Pope Francis asked for forgiveness for crimes committed by the Catholic Church during the colonization of the Americas at a summit in Bolivia, home to one of the region’s largest indigenous populations.
“I say with sorrow that the church has committed many serious sins against the indigenous peoples of America in the name of God,” Francis said to applause at a summit of popular movements in Santa Cruz, Bolivia on Thursday. “I humbly ask for forgiveness not only for the offenses of the church itself, but also for the crimes against native peoples during the so-called conquest of America.”
Pope Francis, on his second stop in a three-nation tour of Latin America, also defended the church and denounced the modern-day persecution of its members for speaking out against injustices and powerful interests.
“Today we are dismayed to see how in the Middle East and elsewhere in the world many of our brothers and sisters are persecuted, tortured and killed for their faith in Jesus,” Francis said. “This too needs to be denounced,” he said; in this “third world war,” waged piecemeal, “which we are now experiencing, a form of genocide is taking place, and it must end.”
‘Looting’ the Earth
The pope reiterated his call for a greater defense of the environment, saying modern capitalism is “looting” the earth and pushed world leaders to take concrete steps to protect nature. The comments echo his encyclical Laudato Si (Praised Be) on the environment, a letter to bishops in which he attacked political and business leaders for the impact of profit-motivated development on the environment.

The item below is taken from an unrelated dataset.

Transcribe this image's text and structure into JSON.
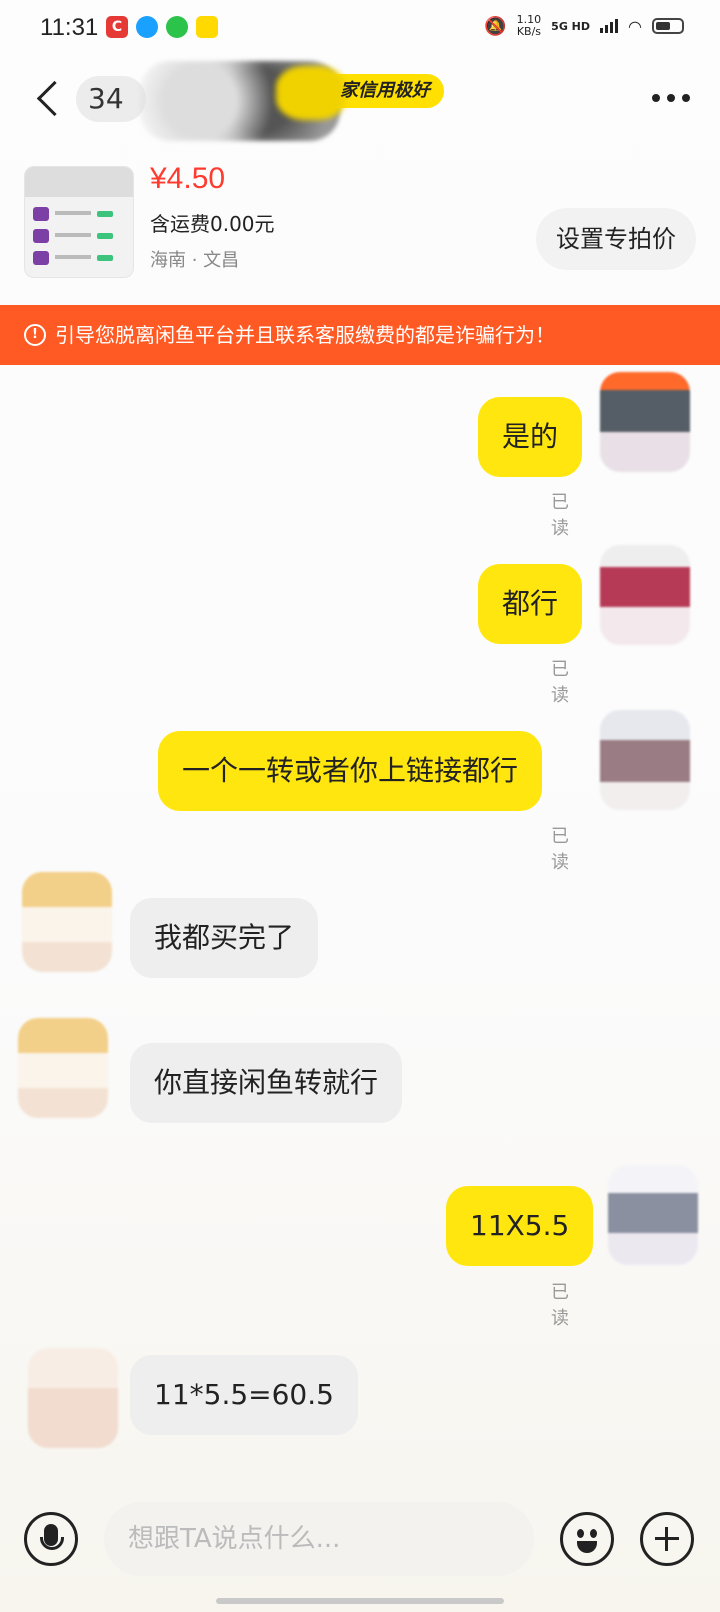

“Perhaps the most important thing we can do today is defend Mother Earth,” the pope said. “We can’t allow certain interests, which are global but not universal, to impose and subject nations and international organizations and continue destroying creation.”

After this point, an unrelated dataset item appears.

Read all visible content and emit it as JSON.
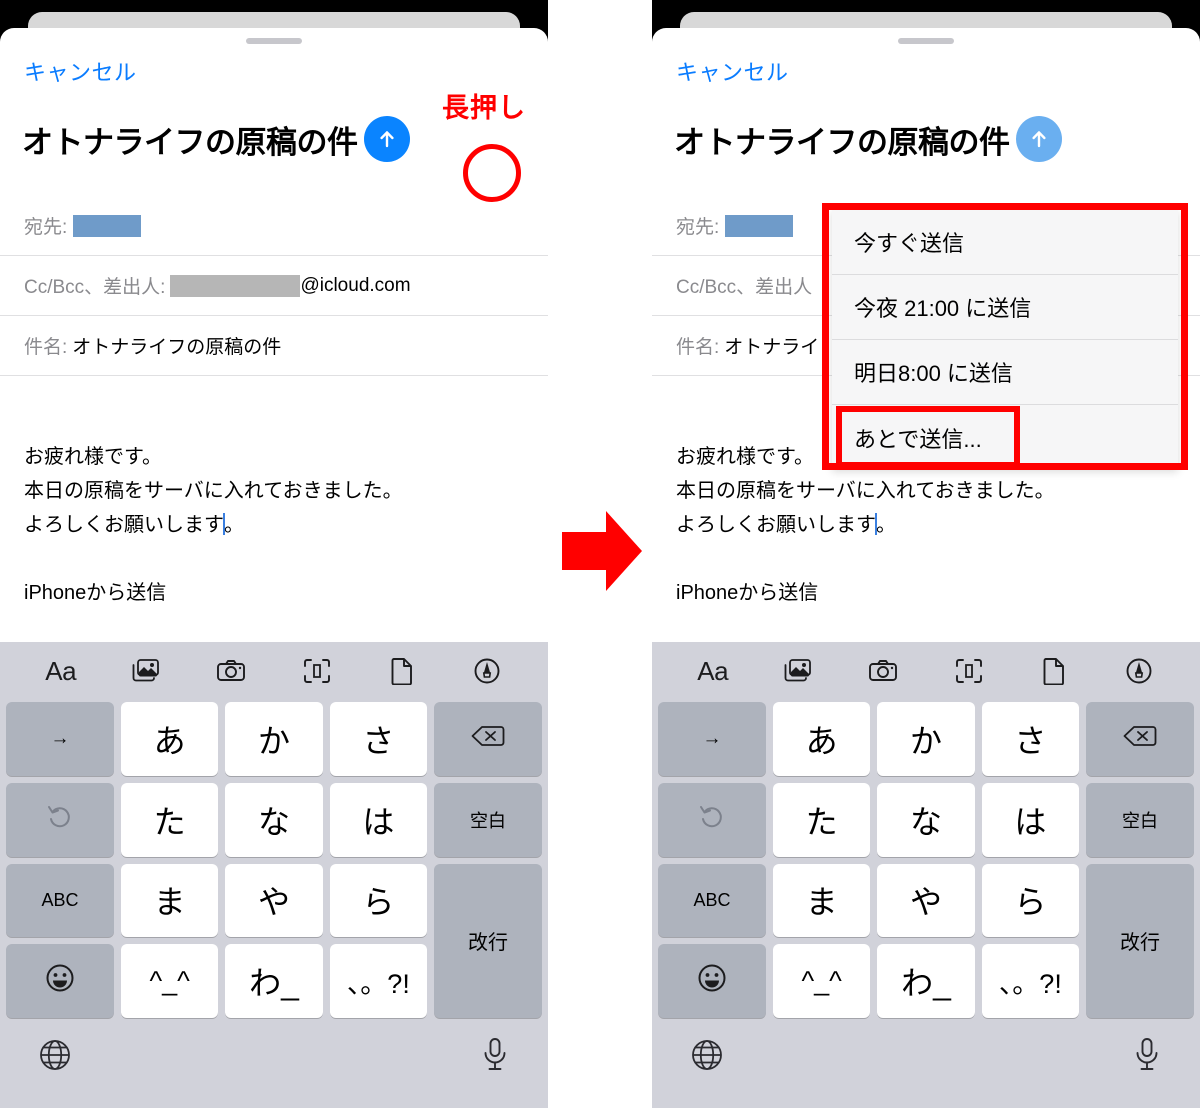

Pope Francis is scheduled to fly to Paraguay Friday, where he will meet with President Horacio Cartes, and celebrate a mass on Saturday. He is scheduled to leave for Rome on July 12.